═════ Data records ═════

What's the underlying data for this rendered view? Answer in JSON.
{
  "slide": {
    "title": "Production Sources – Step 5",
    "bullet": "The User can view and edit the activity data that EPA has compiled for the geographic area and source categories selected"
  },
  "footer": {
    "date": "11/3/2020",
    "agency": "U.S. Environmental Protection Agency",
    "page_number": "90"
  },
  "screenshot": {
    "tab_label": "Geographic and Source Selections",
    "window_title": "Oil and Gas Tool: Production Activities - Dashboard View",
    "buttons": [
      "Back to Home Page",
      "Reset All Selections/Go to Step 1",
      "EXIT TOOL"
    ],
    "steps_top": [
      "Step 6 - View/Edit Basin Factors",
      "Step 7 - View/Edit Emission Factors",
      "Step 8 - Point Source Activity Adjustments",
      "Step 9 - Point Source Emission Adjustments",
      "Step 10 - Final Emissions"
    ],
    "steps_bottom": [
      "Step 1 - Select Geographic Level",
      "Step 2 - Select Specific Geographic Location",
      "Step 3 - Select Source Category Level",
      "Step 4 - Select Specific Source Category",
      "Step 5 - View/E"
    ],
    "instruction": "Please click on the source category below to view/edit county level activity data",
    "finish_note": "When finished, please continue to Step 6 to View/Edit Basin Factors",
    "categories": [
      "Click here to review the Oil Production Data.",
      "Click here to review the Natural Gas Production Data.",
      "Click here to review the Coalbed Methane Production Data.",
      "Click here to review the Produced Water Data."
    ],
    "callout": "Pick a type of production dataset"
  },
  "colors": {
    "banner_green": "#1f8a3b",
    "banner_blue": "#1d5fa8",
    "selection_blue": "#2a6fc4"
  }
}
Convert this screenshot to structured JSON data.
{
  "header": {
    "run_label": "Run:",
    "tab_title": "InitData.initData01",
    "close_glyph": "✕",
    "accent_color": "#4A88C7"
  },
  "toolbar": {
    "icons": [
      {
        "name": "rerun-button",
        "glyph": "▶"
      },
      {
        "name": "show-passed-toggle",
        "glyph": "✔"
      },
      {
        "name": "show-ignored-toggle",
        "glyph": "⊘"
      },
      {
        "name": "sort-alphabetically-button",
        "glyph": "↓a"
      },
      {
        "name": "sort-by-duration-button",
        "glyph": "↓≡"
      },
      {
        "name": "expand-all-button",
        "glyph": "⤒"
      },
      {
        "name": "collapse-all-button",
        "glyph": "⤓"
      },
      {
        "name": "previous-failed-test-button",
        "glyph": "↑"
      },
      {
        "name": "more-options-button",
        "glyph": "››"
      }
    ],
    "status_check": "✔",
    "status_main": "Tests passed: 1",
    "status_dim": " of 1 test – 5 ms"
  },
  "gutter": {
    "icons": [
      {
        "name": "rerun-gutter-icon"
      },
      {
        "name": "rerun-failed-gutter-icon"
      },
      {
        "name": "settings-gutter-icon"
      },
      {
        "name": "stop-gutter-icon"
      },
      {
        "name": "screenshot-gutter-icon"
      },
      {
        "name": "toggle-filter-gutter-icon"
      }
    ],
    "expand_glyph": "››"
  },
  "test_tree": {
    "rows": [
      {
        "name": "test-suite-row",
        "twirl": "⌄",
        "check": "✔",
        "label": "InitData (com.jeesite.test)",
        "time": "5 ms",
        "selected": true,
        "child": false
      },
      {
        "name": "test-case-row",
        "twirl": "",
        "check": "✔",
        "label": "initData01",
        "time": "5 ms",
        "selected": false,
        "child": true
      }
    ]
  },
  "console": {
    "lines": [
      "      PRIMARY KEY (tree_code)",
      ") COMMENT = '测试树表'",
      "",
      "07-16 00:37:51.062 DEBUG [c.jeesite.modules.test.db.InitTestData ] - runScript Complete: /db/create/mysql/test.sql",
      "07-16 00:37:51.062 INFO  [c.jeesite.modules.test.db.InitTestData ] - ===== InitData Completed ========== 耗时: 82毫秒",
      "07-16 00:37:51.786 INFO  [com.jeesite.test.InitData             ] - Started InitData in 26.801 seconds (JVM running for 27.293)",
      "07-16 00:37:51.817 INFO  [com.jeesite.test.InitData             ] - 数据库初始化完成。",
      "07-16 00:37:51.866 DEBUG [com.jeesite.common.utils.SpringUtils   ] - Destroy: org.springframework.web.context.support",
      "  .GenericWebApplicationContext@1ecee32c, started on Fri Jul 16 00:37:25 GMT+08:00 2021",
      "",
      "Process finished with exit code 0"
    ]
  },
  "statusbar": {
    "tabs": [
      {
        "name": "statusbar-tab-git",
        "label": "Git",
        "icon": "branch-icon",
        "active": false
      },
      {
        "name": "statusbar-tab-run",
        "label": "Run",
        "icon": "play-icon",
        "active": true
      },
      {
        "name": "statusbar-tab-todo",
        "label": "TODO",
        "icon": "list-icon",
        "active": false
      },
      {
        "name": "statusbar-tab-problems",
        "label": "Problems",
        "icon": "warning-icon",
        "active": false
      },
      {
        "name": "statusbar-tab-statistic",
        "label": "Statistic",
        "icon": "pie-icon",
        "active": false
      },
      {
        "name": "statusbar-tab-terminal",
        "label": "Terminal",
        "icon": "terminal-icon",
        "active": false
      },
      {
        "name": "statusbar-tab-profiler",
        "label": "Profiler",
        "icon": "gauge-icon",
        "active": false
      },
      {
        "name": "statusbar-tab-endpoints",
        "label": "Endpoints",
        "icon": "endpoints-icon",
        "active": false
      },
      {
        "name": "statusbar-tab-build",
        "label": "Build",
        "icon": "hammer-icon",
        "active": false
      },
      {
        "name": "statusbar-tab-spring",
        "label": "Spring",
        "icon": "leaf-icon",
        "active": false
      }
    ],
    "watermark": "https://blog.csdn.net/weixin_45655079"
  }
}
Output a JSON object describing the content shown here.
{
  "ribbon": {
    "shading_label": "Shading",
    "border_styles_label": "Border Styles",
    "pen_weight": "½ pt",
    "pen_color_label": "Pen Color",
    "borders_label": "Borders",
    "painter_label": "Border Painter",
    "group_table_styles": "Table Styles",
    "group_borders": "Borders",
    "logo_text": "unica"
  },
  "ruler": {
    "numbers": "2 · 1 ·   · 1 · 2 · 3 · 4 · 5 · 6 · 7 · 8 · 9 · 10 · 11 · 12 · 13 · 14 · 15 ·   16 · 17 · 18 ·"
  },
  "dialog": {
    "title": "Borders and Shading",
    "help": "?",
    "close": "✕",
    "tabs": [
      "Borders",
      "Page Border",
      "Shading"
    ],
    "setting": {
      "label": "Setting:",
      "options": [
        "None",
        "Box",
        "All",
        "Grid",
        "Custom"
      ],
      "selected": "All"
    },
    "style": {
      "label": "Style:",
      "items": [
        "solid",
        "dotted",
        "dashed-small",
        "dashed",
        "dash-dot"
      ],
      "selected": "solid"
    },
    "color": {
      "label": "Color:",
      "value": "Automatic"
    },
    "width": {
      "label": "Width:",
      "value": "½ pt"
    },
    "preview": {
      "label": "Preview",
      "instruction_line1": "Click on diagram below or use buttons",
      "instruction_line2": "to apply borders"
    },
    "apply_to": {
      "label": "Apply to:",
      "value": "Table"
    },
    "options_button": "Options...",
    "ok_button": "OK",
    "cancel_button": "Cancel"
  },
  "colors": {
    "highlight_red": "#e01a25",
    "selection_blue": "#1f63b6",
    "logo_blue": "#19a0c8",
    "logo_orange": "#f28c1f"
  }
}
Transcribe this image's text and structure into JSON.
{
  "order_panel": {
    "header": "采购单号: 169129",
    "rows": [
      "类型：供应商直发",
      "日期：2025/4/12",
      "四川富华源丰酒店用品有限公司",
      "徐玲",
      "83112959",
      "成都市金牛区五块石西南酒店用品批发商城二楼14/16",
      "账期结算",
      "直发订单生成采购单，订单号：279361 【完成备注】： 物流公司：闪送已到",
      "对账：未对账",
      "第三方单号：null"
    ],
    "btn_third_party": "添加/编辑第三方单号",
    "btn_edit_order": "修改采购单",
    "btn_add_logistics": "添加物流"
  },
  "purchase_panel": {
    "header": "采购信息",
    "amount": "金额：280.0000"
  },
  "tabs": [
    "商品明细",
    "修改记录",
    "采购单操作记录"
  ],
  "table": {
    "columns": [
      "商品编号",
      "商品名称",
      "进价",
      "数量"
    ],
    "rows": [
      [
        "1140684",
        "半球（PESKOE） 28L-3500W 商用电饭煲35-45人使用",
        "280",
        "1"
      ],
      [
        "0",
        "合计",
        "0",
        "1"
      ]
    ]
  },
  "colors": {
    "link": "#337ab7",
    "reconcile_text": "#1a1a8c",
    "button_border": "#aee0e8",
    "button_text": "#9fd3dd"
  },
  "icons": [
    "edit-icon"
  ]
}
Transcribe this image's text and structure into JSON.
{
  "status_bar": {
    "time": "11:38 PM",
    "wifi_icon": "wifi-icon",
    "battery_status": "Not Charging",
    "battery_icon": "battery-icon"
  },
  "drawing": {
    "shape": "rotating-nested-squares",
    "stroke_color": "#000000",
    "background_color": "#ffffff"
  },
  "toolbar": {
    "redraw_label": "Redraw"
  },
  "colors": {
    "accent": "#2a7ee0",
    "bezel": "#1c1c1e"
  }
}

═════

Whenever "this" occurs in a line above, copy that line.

Exercise response =
What's the underlying data for this rendered view? Answer in JSON.
Convert this screenshot to structured JSON data.
Transcribe this image's text and structure into JSON.
Transcribe this image's text and structure into JSON.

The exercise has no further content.